That the title of the play doesn't mention Toklas by name emphasizes the misunderstood status in the Stein-Toklas relationship. And it plays off Ernest Hemingway's insistence on referring to the couple as "Gertrude Stein and a companion" to show his disdain for this strange Toklas figure, whom he considering "frightening."

Conflicting feelings over Hemingway remain a prime topic in Gertrude Stein and a Companion, as Toklas is still rankled by this dismissal as she converses with the spirit of her long-dead partner. Wells wrote the play for two cast members to occasionally speak in the voice of various characters who passed through their lives, including, of course, Hemingway.

In Theatre Rhino's production, Kathryn L. Wood is playing Gertrude and Elaine Jennings is playing Alice. Haley Bertelsen has the role of a young woman, and while the original New York production had only two performers, the play's licensors are open to expanded casts. Wood is co-directing the upcoming production with Rhino Executive Director John Fisher.

Unfortunately for playwright Win Wells, he died of cancer just as Gertrude Stein and a Companion was beginning to attract attention. He had worked on several second-tier movies before that, including writing the story for the 1979 Bloodbath, directed by his longtime partner Silvio Narizzano (who had made himself in 1966 with Georgy Girl ). Information on Wells that could include how he came to take on Stein and Toklas as a subject is hard to come by. We do know that he wrote a play about Federico Garcia Lorca in 1981 that was produced in Los Angeles, and that he lived his final years in Mojacar, Spain, with Narizzano.

A short bio of Wells included in the script for Gertrude Stein and a Companion reports that he was born in Arkansas, where, "perched on his father's shoulder, he witnessed a lynching." He declared himself a poet at age 12, moved north, and would tour 47 states as an early beat poet.
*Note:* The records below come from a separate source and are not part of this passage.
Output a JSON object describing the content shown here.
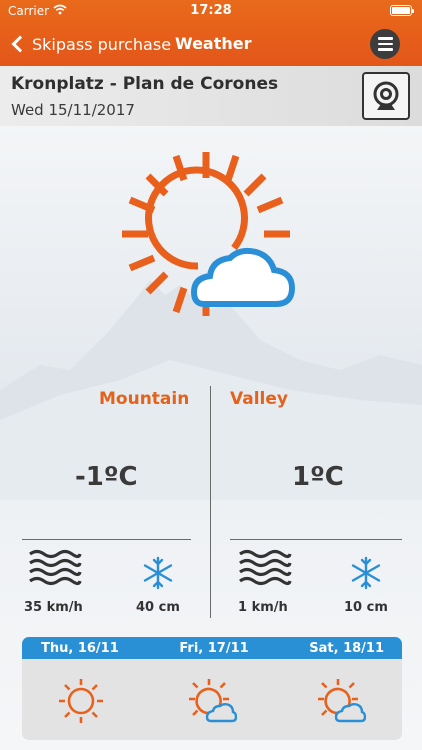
{
  "status": {
    "carrier": "Carrier",
    "time": "17:28"
  },
  "nav": {
    "back_label": "Skipass purchase",
    "title": "Weather"
  },
  "location": {
    "name": "Kronplatz - Plan de Corones",
    "date": "Wed 15/11/2017"
  },
  "columns": {
    "mountain": {
      "title": "Mountain",
      "temperature": "-1ºC",
      "wind": "35 km/h",
      "snow": "40 cm"
    },
    "valley": {
      "title": "Valley",
      "temperature": "1ºC",
      "wind": "1 km/h",
      "snow": "10 cm"
    }
  },
  "forecast": [
    {
      "label": "Thu, 16/11",
      "icon": "sun-icon"
    },
    {
      "label": "Fri, 17/11",
      "icon": "sun-cloud-icon"
    },
    {
      "label": "Sat, 18/11",
      "icon": "sun-cloud-icon"
    }
  ],
  "colors": {
    "accent": "#e3621c",
    "forecast_bar": "#2a90d6",
    "cloud": "#2a8fd6"
  },
  "main_weather_icon": "sun-cloud-icon"
}
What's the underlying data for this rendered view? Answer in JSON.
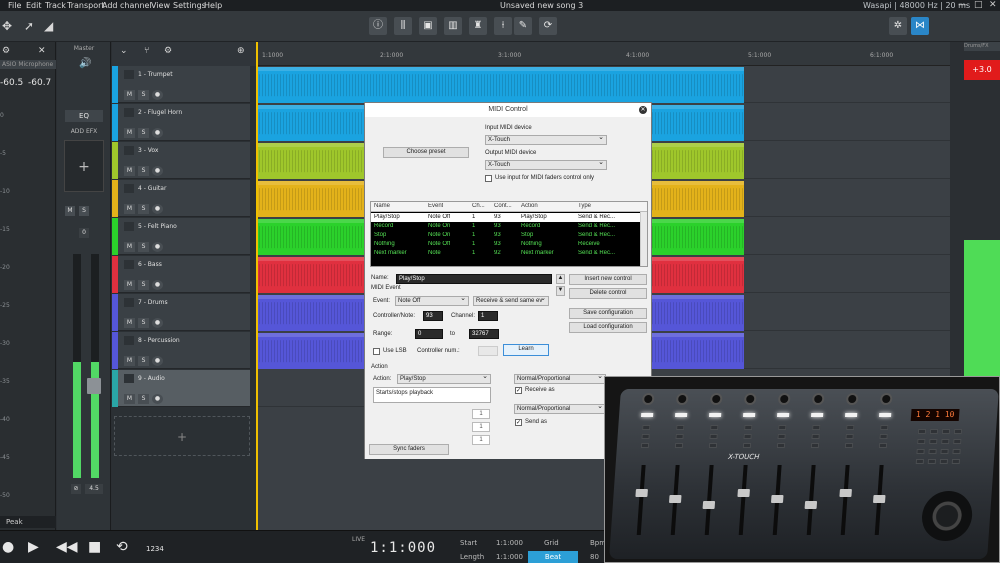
{
  "menu": {
    "items": [
      "File",
      "Edit",
      "Track",
      "Transport",
      "Add channel",
      "View",
      "Settings",
      "Help"
    ],
    "title": "Unsaved new song 3",
    "audio_info": "Wasapi | 48000 Hz | 20 ms"
  },
  "toolbar": {
    "icons": [
      "move-tool-icon",
      "pointer-tool-icon",
      "automation-tool-icon",
      "info-icon",
      "mixer-icon",
      "rack-icon",
      "piano-icon",
      "tuner-icon",
      "level-icon",
      "wrench-icon",
      "loop-icon",
      "routing-icon",
      "link-icon"
    ]
  },
  "left_strip": {
    "channel_name": "ASIO Microphone",
    "level_left": "-60.5",
    "level_right": "-60.7",
    "scale": [
      "0",
      "-5",
      "-10",
      "-15",
      "-20",
      "-25",
      "-30",
      "-35",
      "-40",
      "-45",
      "-50"
    ],
    "peak_label": "Peak"
  },
  "master": {
    "title": "Master",
    "eq_label": "EQ",
    "add_fx_label": "ADD EFX",
    "add_symbol": "+",
    "mute": "M",
    "solo": "S",
    "gain": "0",
    "pan_value": "4.5",
    "meter_level": 0.52
  },
  "tracks": [
    {
      "name": "1 - Trumpet",
      "color": "#1aa3e0"
    },
    {
      "name": "2 - Flugel Horn",
      "color": "#1aa3e0"
    },
    {
      "name": "3 - Vox",
      "color": "#9fc72b"
    },
    {
      "name": "4 - Guitar",
      "color": "#e3b21a"
    },
    {
      "name": "5 - Felt Piano",
      "color": "#2bd12b"
    },
    {
      "name": "6 - Bass",
      "color": "#e0303f"
    },
    {
      "name": "7 - Drums",
      "color": "#5556d8"
    },
    {
      "name": "8 - Percussion",
      "color": "#5556d8"
    },
    {
      "name": "9 - Audio",
      "color": "#2aa6a6"
    }
  ],
  "track_buttons": {
    "mute": "M",
    "solo": "S"
  },
  "add_track_symbol": "+",
  "ruler": {
    "marks": [
      "1:1000",
      "2:1:000",
      "3:1:000",
      "4:1:000",
      "5:1:000",
      "6:1:000"
    ]
  },
  "right_strip": {
    "channel_name": "Drums/FX Beats",
    "level": "+3.0"
  },
  "transport": {
    "live": "LIVE",
    "counter": "1234",
    "timecode": "1:1:000",
    "start_label": "Start",
    "start_value": "1:1:000",
    "length_label": "Length",
    "length_value": "1:1:000",
    "grid_label": "Grid",
    "grid_value": "Beat",
    "bpm_label": "Bpm",
    "bpm_value": "80"
  },
  "dialog": {
    "title": "MIDI Control",
    "choose_preset": "Choose preset",
    "input_device_label": "Input MIDI device",
    "input_device": "X-Touch",
    "output_device_label": "Output MIDI device",
    "output_device": "X-Touch",
    "faders_only_label": "Use input for MIDI faders control only",
    "table_headers": [
      "Name",
      "Event",
      "Ch...",
      "Cont...",
      "Action",
      "Type"
    ],
    "table_rows": [
      [
        "Play/Stop",
        "Note Off",
        "1",
        "93",
        "Play/Stop",
        "Send & Rec..."
      ],
      [
        "Record",
        "Note On",
        "1",
        "93",
        "Record",
        "Send & Rec..."
      ],
      [
        "Stop",
        "Note On",
        "1",
        "93",
        "Stop",
        "Send & Rec..."
      ],
      [
        "Nothing",
        "Note Off",
        "1",
        "93",
        "Nothing",
        "Receive"
      ],
      [
        "Next marker",
        "Note",
        "1",
        "92",
        "Next marker",
        "Send & Rec..."
      ]
    ],
    "name_label": "Name:",
    "name_value": "Play/Stop",
    "midi_event_label": "MIDI Event",
    "event_label": "Event:",
    "event_value": "Note Off",
    "receive_mode": "Receive & send same ev",
    "controller_label": "Controller/Note:",
    "controller_value": "93",
    "channel_label": "Channel:",
    "channel_value": "1",
    "range_label": "Range:",
    "range_from": "0",
    "range_to_label": "to",
    "range_to": "32767",
    "use_lsb_label": "Use LSB",
    "controller_num_label": "Controller num.:",
    "learn_label": "Learn",
    "insert_control": "Insert new control",
    "delete_control": "Delete control",
    "save_config": "Save configuration",
    "load_config": "Load configuration",
    "action_section": "Action",
    "action_label": "Action:",
    "action_value": "Play/Stop",
    "action_description": "Starts/stops playback",
    "receive_curve": "Normal/Proportional",
    "receive_as_label": "Receive as",
    "send_curve": "Normal/Proportional",
    "send_as_label": "Send as",
    "spin_values": [
      "1",
      "1",
      "1"
    ],
    "sync_faders": "Sync faders",
    "check_mark": "✓"
  },
  "webcam": {
    "device_brand": "X-TOUCH",
    "display_value": "1 2  1 10"
  }
}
Wells was working on a new play about the eccentric avant-garde poet Edith Sitwell when he died at age 48.


Gertrude Stein and a Companion will run Dec. 28-Jan. 8 at the Eureka Theatre. Tickets are $15-$40. Call (800) 838-3006 or go to